**Work instruction**
Find the line that holds "Give me the" in the material below. Output that line and each one after it exactly, but not the pictures.

**Data for review**
-- Opening Marker --
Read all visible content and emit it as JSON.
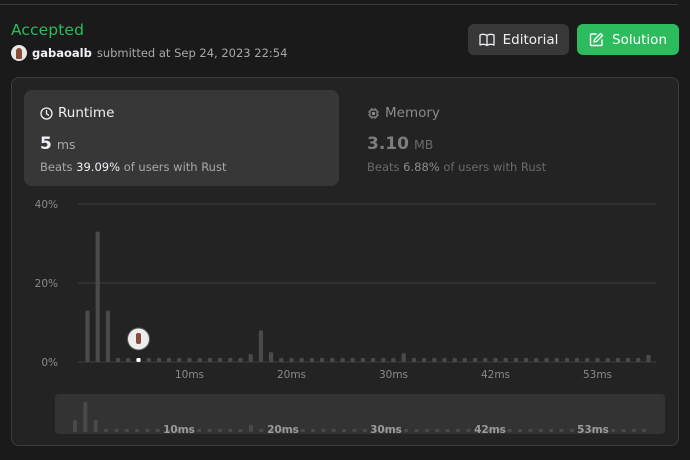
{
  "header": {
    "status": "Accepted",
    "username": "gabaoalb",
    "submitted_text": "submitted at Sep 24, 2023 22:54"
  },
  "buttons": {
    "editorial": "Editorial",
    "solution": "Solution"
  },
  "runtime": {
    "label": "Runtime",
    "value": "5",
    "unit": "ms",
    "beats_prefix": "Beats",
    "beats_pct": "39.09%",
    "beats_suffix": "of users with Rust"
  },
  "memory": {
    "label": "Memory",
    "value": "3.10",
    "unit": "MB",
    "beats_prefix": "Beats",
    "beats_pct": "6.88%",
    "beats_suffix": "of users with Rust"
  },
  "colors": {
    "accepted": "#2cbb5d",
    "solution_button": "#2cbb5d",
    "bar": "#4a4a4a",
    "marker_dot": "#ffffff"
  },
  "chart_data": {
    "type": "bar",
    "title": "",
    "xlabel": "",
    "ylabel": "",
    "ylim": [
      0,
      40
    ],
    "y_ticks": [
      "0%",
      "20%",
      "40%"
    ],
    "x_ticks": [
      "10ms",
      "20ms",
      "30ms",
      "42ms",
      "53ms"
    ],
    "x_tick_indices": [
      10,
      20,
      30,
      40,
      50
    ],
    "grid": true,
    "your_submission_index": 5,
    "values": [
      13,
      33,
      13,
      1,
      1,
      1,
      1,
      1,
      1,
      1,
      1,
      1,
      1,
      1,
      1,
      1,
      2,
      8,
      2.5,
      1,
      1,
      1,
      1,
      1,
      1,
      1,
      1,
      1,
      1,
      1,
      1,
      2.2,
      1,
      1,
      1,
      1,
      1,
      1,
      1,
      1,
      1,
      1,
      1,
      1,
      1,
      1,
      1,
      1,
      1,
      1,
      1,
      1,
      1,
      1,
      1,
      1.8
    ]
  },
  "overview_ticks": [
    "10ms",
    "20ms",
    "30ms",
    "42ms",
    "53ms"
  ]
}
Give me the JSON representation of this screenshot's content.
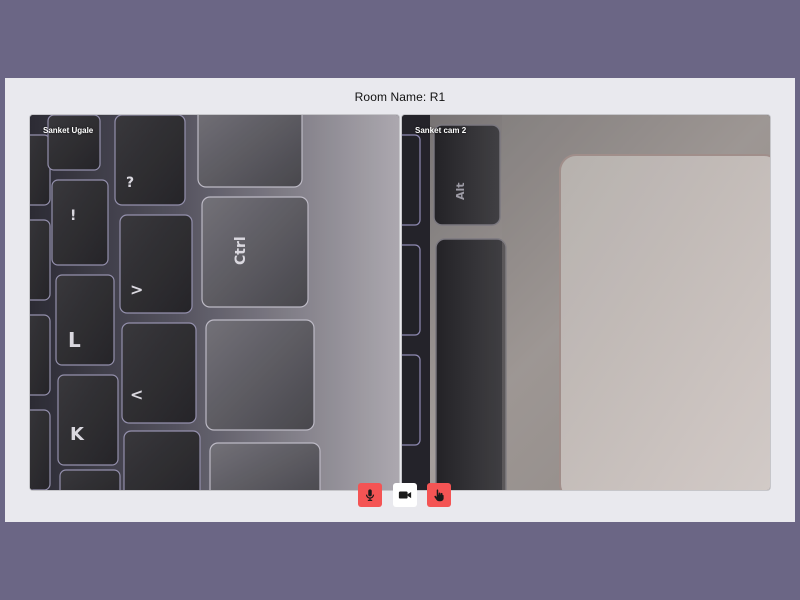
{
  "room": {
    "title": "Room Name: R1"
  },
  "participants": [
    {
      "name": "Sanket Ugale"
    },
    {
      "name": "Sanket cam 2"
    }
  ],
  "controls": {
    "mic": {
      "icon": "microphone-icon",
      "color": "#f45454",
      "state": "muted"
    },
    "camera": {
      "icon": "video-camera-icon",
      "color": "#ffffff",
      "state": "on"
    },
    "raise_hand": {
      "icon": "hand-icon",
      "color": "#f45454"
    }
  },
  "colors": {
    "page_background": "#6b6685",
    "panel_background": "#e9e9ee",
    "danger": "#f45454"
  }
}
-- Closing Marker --
**Written answer**
Give me the JSON representation of this screenshot's content.
{
  "room": {
    "title": "Room Name: R1"
  },
  "participants": [
    {
      "name": "Sanket Ugale"
    },
    {
      "name": "Sanket cam 2"
    }
  ],
  "controls": {
    "mic": {
      "icon": "microphone-icon",
      "color": "#f45454",
      "state": "muted"
    },
    "camera": {
      "icon": "video-camera-icon",
      "color": "#ffffff",
      "state": "on"
    },
    "raise_hand": {
      "icon": "hand-icon",
      "color": "#f45454"
    }
  },
  "colors": {
    "page_background": "#6b6685",
    "panel_background": "#e9e9ee",
    "danger": "#f45454"
  }
}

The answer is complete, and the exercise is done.